Starring: Alice Lucy, David Schofield and Casper Van Dien
Directed by: Johannes Hartmann and Sandro Klopfstein
Running Time: 92 minutes
Our Score: 3.5 out of 5 stars
One of my favorite movie going experiences was 2007’s “Grindhouse,” by Robert Rodriguez and Quentin Tarantino. Not so much the Tarantino portion, but the Rodriguez portion. After convincing several friends to drop money on a three-plus hour film, we were immediately rewarded as blood, guts, mayhem and tongue-in-cheek comedy took center stage. Even though there were only a handful of us in a mostly empty theater, there were times we could barely hear the movie over our own laughter at every exploding zombie head and intentionally bad scene. I sometimes wonder why more modern exploitation films aren’t made. Regardless, I’m glad someone did this year.
Heidi (Alice Lucy), of “Mad Heidi,” lives in the Swiss Alps with her grandfather, occasionally spending time (i.e. sex) with her lover, Goat Peter (Kel Matsena). Goat Peter, though, is quickly executed in the film by the fascist Swiss government in this alternate reality. Goat Peter’s crime? Selling illegal dairy products. In this cartoonish dystopia, Swiss Dictator Meili (Casper Van Dien) has outlawed lactose intolerance, conquered every inch of the dairy market, and is creating a cheese that forces the populace to be subservient Swiss patriots. After Goat Peter’s execution, Heidi is imprisoned, sending her on a trashy path towards vengeance.
“Mad Heidi” is what happens when you take an 1881’s children’s book, and smash softcore porn nudity, over-the-top violence, and out-of-date trashy storytelling in between the book’s pages. To say “Mad Heidi” is not for everyone, is like saying Jaegermeister is an “acquired” taste. Even the people watching, cheering and laughing during “Mad Heidi,” recognize it’s intentionally offensive humor, second rate CGI blood spurts and gore, and 80s action one-liners for what it is. Ridiculously amusing and oddly charming. The charm switch gets flipped on because of Lucy’s double sided performance of Heidi, a sweet relatable country girl who has to become a warrior badass. It helps that her nemesis is played by Van Dien, who may as well have eaten a spoonful of fondue before every cheesy line delivery.
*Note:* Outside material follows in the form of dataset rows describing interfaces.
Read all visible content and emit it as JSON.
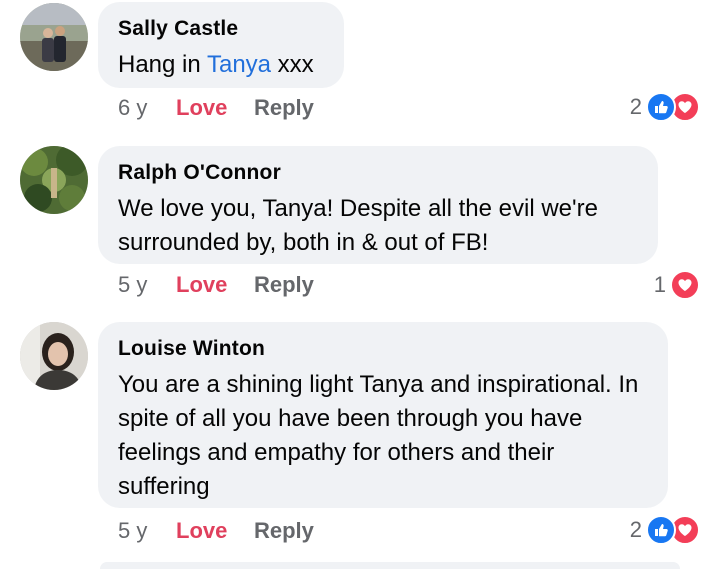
{
  "comments": [
    {
      "author": "Sally Castle",
      "text_before": "Hang in ",
      "mention": "Tanya",
      "text_after": " xxx",
      "age": "6 y",
      "love_label": "Love",
      "reply_label": "Reply",
      "reaction_count": "2",
      "reaction_icons": [
        "like-icon",
        "love-icon"
      ]
    },
    {
      "author": "Ralph O'Connor",
      "text": "We love you, Tanya!  Despite all the evil we're surrounded by, both in & out of FB!",
      "age": "5 y",
      "love_label": "Love",
      "reply_label": "Reply",
      "reaction_count": "1",
      "reaction_icons": [
        "love-icon"
      ]
    },
    {
      "author": "Louise Winton",
      "text": "You are a shining light Tanya and inspirational. In spite of all you have been through you have feelings and empathy for others and their suffering",
      "age": "5 y",
      "love_label": "Love",
      "reply_label": "Reply",
      "reaction_count": "2",
      "reaction_icons": [
        "like-icon",
        "love-icon"
      ]
    }
  ],
  "colors": {
    "bubble": "#f0f2f5",
    "mention": "#216fdb",
    "love_action": "#e0405d",
    "like_reaction": "#1877f2",
    "love_reaction": "#f33e58",
    "secondary_text": "#65676b"
  }
}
The winks at other genre films is endless; all the way back to the sleaze of films like “Caged Women” to modern schlocky action-comedy like “Kung Fury.” With Van Dien on cast, the movie wastes no time in referencing “Starship Troopers,” and the references never get old as the film goes on. If I was to knock “Mad Heidi” for anything, it’d be that it’s a smidge too long and it doesn’t quite live up to the wall-to-wall insanity in other modern exploitation films like “Hobo with a Shotgun” or “Black Dynamite.” That being said, modern exploitation feels like an incredibly hard genre to pull off because exploitation is now the internet, and it’s hard to match the ferociousness of real violence broadcast into our eyeballs every day. “Mad Heidi” also has to tow this line of intentionally offensive stereotypes that are funny without upsetting modern sensibilities.
The great thing about modern exploitation and “Mad Heidi,” is that uptight people looking for the next thing to be outraged and shocked over won’t be watching the trailer for this film or looking at the poster and thinking, “I gotta check this out.” In a surprising way, it’s refreshing to watch something so politically incorrect, that you either have to hold your nose or roll with the offensive punches. I chose the latter. I relished every brutal bloody battle, every gruesome kill, every uncomfortable moment and all the little moments of absurd world building. For fans of any of the films I’ve mentioned above, or fans of B-movies with hyperviolence and immoral sexuality, “Mad Heidi” is a must. Also, someone find Tarantino and Rodriguez, and let them know another pupil of trash cinema has arrived.